A cousin to surfing, and with hints of sail boarding and kayaking, stand up paddle boarding is slowly but steadily moving into Florida after first gaining popularity in Hawaii and California. Stand Up Paddlers are popping up at traditional surfing hot spots alone the Atlantic Ocean, as well as the flatter waters in area rivers and lakes. It's the fastest growing segment in the surf "hard goods" market, accord to the Surf Industry Manufactures Association. Following the same pattern traditional surfing did decades ago, Florida is emerging as a great destination for Stand Up Paddle Boarding.

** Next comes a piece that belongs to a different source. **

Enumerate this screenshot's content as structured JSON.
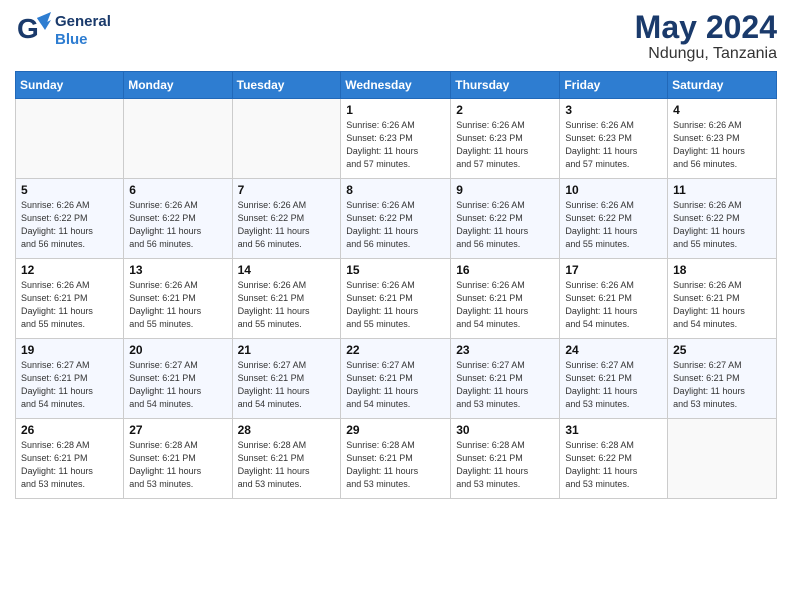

Florida also offers the opportunity for Stand Up Paddle Boarders to view wildlife like dolphins, manatees and exotic birds on the ocean and the state's waterways, which could mean paddle boarding could factor into and boost the state's efforts to promote eco tourism.

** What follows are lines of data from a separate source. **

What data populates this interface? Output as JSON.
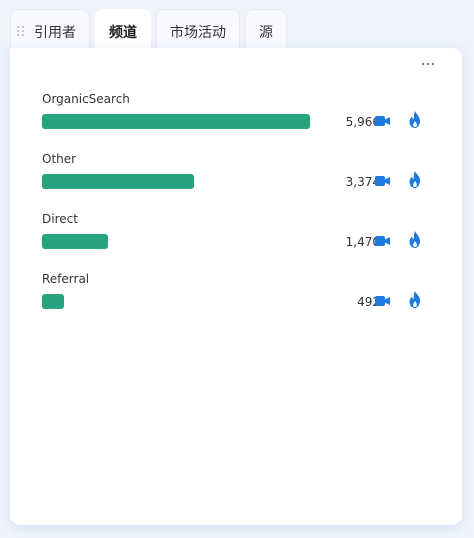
{
  "tabs": [
    {
      "label": "引用者",
      "active": false
    },
    {
      "label": "频道",
      "active": true
    },
    {
      "label": "市场活动",
      "active": false
    },
    {
      "label": "源",
      "active": false
    }
  ],
  "colors": {
    "bar": "#27a37f",
    "icon": "#1f7ae0"
  },
  "channels": [
    {
      "label": "OrganicSearch",
      "value": 5966,
      "value_text": "5,966"
    },
    {
      "label": "Other",
      "value": 3374,
      "value_text": "3,374"
    },
    {
      "label": "Direct",
      "value": 1470,
      "value_text": "1,470"
    },
    {
      "label": "Referral",
      "value": 492,
      "value_text": "492"
    }
  ],
  "icons": {
    "more": "more-horizontal-icon",
    "video": "video-camera-icon",
    "fire": "fire-icon",
    "drag": "drag-handle-icon"
  }
}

In Florida, you're just now starting to see it flourish. "Stand Up Paddle Boarding is definitely something that attracts more than traditional surfers. Aspiring surfers that do not have the luxury of having an ocean nearby can still experience riding a board with an SUP on other bodies of water.
The roots of paddle boarding go back centuries, probably starting in the islands of Polynesia more than 200 years ago. In Hawaii, locals -- known as "Waikiki Beach Boys" -- began using paddle boards in the 1940s as they helped tourists learn to surf and snapped their photos. About a decade ago, though, stand up paddle board competitions started springing up there and that carried over to California. A new niche in the surf industry had been born.
It probably was only a matter of time before stand up paddle boarding made its way to Brevard, home to Kelly Slater and other surfing legends and considered by some the epicenter for surfing in Florida.
Dr. Lance Maki, a 62-year-old obstetrician from Merritt Island, first saw stand up paddle boarders in 2005 while in Santa Cruz, California. A longtime surfer, Maki said he thought it was the dumbest thing he had ever seen. His wife, though, urged him to try, and two years later he purchased a board and took it to the beach across from Patrick Air Force Base. He has been a fan ever since and counts as a notable accomplishment paddle boarding in all five Great Lakes. "It's the absolute best for Florida," Maki said. "You don't need any waves at all."
Last week, Maki took his board to the Cocoa Beach Pier. The waves were too small for the regular surfers, but conditions were perfect, he said, for stand up paddle boarding.
"No one out but me," Maki said. "I had a great time, caught lots of waves and got a great workout. It's the best for core conditioning."
A good workout
That's what Will and Karen Lucan of Melbourne Beach also like about it.
Avid surfers for decades, they took up stand up paddle boarding as a way to pass the time at the beach when the ocean was flat. They found it to be a calorie-burning, thoroughly enjoyable experience that certainly beat perusing a novel under a beach umbrella. Because the sport requires users stand up, remain balanced and paddle using a 6-to-8-foot paddle, the aerobic activity works the muscles throughout the body's midsection.
"It's a good way to exercise and stay in shape for surfing," said the 56-year-old Karen Lucas, who works ate the Longboard house.
She added the short learning curve probably also would help with its popularity. Traditional surfing takes a considerable amount of time and dedication to master, while stand up paddle boarding is relatively easy and something people of all ages can grasp. "If the water is flat you can usually get standing up the first time out," Lucas said.
Bumbalough, who lives in Orlando and sells paddle boards and equipment, said two weeks ago he was stand up paddle boarding at the Canaveral National Seashore just north of Titusville when the potential for eco tours came to mind.
"A pod of dolphins, maybe five or six, came up next to me and I surfed with them for about an hour," Bumbalough said. "They were coming up to me, swimming under the board. The dolphins seemed to be fascinated by it."